Let’s consider how your parents shaped your own love for the outdoors, if they did. Unfortunately, locking your kids outside until dinnertime is generally frowned upon these days, so that’s out. Maybe your parents had no part in your affinity for all things nature or maybe you have no affinity for nature, but you still feel like it would be a healthy routine to get your family in on. No judging, in fact, we’re here to help. Read on for tips on helping your kids to grow up loving the outdoors.
Get your Kids Outside When They’re Young
No matter your level of outdoorsy-ness, it’s fairly easy to instill a love for it in your kids if you start exposing them to it when they’re young. Does this mean you should take your month-old baby with you while you hike the backcountry in the middle of winter? I wouldn’t, but there are tons of other ways to get outside with your kids no matter their ages. Taking your kids outdoors when they are young helps them to grow up thinking it is natural. I mean, it is, right?
Take your kids Along on your Favorite Activities
I personally began walking short distances around my neighborhood with my baby when he was just 3 weeks old. I invested in a jogging stroller/car seat combo. He rode around snug and safe in his car seat on our nightly walks. Once he outgrew the car seat, he rode in the stroller without it. When he started walking, I put a simple child bike seat on my bicycle for another way to get us outside. We both enjoy “going fast.”
As he got older, I was able to include him in more activities I loved like hiking and even camping. A hiking backpack carrier is a perfect way for you to hit the trails with your little one. My son loved looking at everything as he became more aware of his surroundings, and I enjoyed burning extra calories by toting him on my back. Check out this site for lots more outdoor and camping tips for families.

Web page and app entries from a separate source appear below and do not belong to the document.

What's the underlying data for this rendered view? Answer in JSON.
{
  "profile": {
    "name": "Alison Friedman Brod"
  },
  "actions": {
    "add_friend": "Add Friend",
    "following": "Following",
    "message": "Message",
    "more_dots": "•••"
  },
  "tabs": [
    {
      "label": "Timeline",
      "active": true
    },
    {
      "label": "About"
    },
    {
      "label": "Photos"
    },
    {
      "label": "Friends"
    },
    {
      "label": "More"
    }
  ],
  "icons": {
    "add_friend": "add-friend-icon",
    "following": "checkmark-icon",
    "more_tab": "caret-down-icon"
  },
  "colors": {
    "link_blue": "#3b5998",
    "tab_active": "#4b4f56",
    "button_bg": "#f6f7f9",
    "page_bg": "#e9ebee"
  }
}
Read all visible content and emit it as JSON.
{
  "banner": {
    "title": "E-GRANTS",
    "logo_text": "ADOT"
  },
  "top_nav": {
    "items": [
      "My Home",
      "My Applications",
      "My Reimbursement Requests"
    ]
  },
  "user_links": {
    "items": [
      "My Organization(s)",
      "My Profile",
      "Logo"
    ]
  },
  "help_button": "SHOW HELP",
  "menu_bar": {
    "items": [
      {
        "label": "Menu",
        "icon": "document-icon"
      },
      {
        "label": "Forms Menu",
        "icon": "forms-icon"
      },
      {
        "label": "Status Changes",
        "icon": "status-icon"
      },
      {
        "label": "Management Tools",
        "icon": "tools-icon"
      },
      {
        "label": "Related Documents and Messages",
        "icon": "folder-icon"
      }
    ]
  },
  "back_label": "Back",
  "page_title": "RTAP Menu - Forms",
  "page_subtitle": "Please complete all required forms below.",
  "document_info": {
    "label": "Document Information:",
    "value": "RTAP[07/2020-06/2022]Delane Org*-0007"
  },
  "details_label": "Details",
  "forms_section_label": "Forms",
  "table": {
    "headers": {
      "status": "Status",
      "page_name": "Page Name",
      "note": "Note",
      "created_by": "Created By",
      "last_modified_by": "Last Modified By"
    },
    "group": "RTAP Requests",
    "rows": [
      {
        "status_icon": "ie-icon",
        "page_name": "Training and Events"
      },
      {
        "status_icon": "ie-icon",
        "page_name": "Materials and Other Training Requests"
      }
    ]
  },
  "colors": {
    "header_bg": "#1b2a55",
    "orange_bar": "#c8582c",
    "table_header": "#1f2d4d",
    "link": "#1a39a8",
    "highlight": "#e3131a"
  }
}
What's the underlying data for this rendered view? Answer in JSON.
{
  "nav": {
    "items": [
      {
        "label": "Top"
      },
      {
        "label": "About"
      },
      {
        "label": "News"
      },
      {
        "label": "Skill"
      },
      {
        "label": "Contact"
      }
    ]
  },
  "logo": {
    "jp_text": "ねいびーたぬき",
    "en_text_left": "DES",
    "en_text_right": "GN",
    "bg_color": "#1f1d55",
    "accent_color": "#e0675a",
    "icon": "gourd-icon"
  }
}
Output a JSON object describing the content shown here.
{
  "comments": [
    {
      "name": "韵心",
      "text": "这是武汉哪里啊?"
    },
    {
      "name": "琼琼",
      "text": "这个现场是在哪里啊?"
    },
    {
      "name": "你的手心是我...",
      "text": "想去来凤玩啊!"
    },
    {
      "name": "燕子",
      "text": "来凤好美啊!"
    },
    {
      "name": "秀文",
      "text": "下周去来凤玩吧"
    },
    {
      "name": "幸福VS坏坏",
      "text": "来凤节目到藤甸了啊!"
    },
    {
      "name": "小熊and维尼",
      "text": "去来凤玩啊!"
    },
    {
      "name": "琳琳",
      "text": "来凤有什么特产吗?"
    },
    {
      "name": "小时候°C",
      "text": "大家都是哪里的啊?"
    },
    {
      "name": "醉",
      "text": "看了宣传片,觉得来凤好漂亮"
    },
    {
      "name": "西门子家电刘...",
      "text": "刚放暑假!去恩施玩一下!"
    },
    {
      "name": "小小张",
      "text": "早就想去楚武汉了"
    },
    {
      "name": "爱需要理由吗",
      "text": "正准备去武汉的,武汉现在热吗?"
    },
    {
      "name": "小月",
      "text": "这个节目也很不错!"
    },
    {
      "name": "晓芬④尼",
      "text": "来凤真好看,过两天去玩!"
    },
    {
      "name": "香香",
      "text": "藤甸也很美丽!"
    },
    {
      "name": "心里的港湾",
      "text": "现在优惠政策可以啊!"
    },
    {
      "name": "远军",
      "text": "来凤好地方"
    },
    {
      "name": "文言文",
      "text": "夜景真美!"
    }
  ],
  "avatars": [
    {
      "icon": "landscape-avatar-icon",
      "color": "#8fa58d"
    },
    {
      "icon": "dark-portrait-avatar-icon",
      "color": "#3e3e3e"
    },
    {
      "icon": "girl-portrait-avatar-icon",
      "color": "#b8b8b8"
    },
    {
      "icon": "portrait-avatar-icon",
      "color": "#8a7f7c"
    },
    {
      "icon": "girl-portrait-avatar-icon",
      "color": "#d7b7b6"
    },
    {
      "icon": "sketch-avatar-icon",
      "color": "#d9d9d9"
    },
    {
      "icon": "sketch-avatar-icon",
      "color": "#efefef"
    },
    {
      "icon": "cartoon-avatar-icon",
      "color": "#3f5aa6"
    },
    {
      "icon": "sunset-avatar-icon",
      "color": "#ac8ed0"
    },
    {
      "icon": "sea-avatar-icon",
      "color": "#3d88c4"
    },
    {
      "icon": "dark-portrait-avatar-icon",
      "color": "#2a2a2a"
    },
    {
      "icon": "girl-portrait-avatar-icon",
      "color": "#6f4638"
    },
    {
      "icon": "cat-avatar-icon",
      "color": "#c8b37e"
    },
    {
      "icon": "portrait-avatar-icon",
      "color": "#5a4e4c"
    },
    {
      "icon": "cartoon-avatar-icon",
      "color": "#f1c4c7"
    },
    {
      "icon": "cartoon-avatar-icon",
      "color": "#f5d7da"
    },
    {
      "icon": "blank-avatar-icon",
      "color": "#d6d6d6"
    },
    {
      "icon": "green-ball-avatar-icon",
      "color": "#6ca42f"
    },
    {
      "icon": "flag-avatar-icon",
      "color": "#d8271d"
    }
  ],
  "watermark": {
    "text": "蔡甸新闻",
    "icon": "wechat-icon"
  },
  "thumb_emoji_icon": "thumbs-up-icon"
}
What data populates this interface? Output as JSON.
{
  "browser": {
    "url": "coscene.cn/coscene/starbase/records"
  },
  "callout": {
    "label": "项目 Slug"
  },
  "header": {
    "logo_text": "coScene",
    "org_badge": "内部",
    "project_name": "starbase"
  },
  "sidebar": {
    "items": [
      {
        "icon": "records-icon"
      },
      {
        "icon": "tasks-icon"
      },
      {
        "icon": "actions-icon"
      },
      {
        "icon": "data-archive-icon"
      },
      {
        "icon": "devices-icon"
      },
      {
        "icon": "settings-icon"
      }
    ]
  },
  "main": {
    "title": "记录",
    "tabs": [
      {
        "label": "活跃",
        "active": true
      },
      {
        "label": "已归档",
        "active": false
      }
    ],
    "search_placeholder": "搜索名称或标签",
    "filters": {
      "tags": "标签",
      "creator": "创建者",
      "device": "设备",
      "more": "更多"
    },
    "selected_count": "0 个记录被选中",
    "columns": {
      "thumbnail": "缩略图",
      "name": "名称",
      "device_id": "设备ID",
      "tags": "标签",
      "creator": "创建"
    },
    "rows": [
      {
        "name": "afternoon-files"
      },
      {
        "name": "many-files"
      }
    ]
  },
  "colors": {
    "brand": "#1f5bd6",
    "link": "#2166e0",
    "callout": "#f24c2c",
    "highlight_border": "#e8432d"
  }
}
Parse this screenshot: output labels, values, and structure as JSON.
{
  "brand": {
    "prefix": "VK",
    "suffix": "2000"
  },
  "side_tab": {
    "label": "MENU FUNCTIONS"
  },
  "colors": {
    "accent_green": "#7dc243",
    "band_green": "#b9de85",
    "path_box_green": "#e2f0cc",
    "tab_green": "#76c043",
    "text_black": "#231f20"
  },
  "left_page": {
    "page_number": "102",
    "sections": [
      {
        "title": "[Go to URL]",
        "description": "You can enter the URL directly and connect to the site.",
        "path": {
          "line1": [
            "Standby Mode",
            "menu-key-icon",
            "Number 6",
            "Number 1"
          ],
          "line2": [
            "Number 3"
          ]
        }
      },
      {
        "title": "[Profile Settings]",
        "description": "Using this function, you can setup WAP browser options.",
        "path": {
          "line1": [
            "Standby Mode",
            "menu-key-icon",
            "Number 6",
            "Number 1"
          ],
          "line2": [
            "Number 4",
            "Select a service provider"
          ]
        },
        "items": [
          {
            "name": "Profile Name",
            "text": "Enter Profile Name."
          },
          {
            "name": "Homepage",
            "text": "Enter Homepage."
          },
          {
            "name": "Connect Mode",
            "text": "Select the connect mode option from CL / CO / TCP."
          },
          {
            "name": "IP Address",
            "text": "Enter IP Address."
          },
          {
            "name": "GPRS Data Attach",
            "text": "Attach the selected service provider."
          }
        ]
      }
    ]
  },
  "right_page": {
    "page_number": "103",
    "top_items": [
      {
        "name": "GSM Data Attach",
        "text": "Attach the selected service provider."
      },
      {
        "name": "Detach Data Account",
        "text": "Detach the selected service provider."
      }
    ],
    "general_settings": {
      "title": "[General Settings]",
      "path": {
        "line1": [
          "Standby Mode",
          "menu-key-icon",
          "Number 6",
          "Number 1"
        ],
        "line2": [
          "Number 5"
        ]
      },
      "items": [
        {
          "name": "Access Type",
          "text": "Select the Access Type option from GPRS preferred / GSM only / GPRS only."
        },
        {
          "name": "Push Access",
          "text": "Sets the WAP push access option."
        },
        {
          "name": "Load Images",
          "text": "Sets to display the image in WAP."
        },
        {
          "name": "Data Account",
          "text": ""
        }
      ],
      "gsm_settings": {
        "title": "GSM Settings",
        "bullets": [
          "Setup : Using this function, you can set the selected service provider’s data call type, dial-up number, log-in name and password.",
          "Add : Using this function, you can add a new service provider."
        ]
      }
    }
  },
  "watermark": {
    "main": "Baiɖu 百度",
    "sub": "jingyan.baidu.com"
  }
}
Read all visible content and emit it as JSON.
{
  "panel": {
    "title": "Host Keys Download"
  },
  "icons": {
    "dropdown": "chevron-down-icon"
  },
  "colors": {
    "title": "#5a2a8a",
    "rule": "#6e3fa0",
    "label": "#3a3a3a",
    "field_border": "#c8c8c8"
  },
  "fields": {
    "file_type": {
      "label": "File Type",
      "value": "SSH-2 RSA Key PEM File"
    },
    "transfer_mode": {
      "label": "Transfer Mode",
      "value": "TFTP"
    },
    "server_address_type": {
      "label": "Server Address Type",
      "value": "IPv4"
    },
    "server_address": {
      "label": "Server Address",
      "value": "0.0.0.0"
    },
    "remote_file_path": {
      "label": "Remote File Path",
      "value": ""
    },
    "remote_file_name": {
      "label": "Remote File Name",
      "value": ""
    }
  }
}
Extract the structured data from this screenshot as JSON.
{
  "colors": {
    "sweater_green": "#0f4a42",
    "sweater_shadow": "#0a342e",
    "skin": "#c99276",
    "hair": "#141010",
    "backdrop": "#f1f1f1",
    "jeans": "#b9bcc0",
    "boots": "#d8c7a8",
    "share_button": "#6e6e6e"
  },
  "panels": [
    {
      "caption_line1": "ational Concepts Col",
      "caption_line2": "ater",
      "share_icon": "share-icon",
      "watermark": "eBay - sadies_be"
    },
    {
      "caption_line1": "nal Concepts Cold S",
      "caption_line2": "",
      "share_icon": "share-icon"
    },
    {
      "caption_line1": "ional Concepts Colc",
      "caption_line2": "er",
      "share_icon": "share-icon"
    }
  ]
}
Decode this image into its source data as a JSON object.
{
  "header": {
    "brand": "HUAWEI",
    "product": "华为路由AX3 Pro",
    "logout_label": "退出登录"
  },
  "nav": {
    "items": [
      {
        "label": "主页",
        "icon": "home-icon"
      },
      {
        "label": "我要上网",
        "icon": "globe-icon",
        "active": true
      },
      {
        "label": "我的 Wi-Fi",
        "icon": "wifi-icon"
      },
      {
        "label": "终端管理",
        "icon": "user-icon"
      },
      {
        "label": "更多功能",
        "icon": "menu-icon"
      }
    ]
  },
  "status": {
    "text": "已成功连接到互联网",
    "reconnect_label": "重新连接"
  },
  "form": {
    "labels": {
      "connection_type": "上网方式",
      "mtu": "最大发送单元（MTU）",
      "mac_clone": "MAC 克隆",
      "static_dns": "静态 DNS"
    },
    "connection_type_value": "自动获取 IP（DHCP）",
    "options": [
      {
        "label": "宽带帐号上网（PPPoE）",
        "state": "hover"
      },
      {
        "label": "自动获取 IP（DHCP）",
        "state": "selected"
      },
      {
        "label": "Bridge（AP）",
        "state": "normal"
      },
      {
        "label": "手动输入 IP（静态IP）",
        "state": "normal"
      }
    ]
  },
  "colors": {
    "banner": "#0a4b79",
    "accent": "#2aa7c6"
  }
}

Maybe your kids are older, and you’re competing with myriads of electronic entertainment that has them hypnotized. Enticing them into the great outdoors might be a little more difficult, but it is possible. Start simply. These simple acts not only get you outdoors, but also allow your children to begin to appreciate all that is around them in the world. Try things like:
- moving your dinners outside during warmer months.
- setting up games like horseshoes in your yard and creating family tournaments.
- playing in the rain, snow or even (yikes) mud.
- checking for local conservation summer camps to teach your kids about nature.
- waking the kids early one morning and taking them to see the sunrise.
There are lots of activities you can do outdoors that allow your family to work together and really connect. Hunting and fishing are not only fun sports but are also essential life skills to have. Building a teepee or fort together requires teamwork, planning and lots of communication. Even activities like canoeing or kayaking require you work together to get where you need to go. Read on for my favorite outdoor activities with the family.
Hiking with the Kids
There are a lot of ways to interact outside, but my favorite is probably going on hikes with the kids. As a family, we are all able to contribute. We let the two older children determine which trail we will be taking and lead the way. During rest or snack breaks, we try to identify fauna and flora in the area with our wildlife identification books.
Sometimes, we will venture off a marked trail (don’t tell) to follow a stream or river. One of my kids took an interest in geodes in science class at school. When he found out he could find them in local riverbeds, we began searching every creek or river we met. Every. Single. One. It was okay, though, because this is one of the few times in which we catch our older two kids collaborating with each other. They actually work together to try to add more geodes to our ever-growing pile.
Camping is another activity that requires full participation from everyone. We are still having issues with our 3-year-old pitching in her fair share. Seriously, though, pitching a tent, gathering firewood, finding roasting sticks, food prep and cleanup is not easy and everyone has a job. The rule is no s’mores until everyone is finished, and most of the time, it works.
Sitting around the campfire at night with our family is one of the best moments for us. This is when we talk about things we probably wouldn’t if we were in our own living room. If you haven’t camped before, it can get a bit overwhelming collecting all the gear you need. One thing I feel you shouldn’t scrimp on is a good sleeping bag. This article on the best sleeping Bags can help you find a good one.
Tips to Keep in Mind
Helping your kids grow up loving the outdoors is not difficult with early exposure, fun and engaging activities and the proper gear. Make getting outdoors a part of your daily routine even if conditions aren’t ideal. Cold weather hikes, camping trips, walks and trips to the park can still be super fun if you dress properly. You could even throw in the “reward” of hot chocolate upon returning home.
Kids are going to complain and not agree with everything you do. I’m convinced it is just in their nature. Still, starting simply and allowing everyone in your family to contribute to the activity at hand will greatly increase everyone’s enjoyment. Lastly, if your kids are anything like mine, make sure you pack some high-energy snacks and dole them out BEFORE anyone gets hangry.